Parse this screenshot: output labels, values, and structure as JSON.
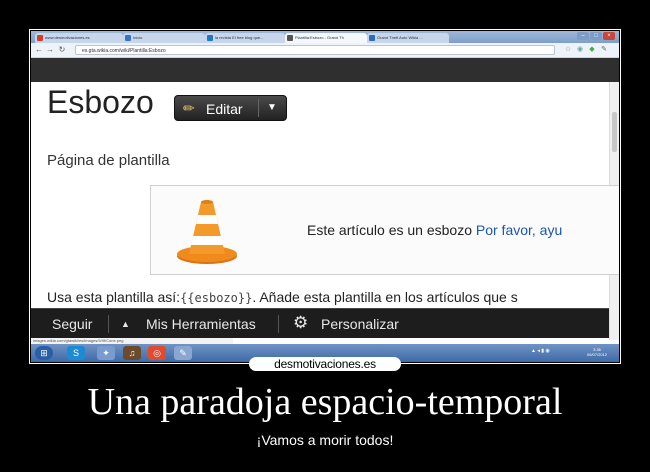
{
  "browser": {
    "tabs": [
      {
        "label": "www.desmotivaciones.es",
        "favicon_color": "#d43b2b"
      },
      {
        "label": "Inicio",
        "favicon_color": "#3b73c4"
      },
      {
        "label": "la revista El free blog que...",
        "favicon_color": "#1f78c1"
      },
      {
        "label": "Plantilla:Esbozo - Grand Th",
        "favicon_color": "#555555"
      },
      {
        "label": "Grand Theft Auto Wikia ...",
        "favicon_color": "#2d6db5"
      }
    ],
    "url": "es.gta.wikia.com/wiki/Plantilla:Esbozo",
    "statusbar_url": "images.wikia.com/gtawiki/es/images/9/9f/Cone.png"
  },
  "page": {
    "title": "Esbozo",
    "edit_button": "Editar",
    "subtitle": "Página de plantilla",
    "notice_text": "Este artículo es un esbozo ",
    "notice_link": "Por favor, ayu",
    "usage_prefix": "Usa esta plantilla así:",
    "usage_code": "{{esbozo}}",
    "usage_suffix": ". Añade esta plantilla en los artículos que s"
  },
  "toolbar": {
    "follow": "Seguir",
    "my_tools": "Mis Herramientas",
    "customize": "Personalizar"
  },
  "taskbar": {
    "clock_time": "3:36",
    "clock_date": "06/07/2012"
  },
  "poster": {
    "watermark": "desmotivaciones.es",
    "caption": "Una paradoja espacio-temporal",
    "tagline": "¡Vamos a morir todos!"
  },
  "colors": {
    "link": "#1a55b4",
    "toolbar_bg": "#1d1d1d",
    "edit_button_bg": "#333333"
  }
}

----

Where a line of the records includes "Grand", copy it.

■ EXERCISE OUTPUT ■
        "label": "Plantilla:Esbozo - Grand Th",
        "label": "Grand Theft Auto Wikia ...",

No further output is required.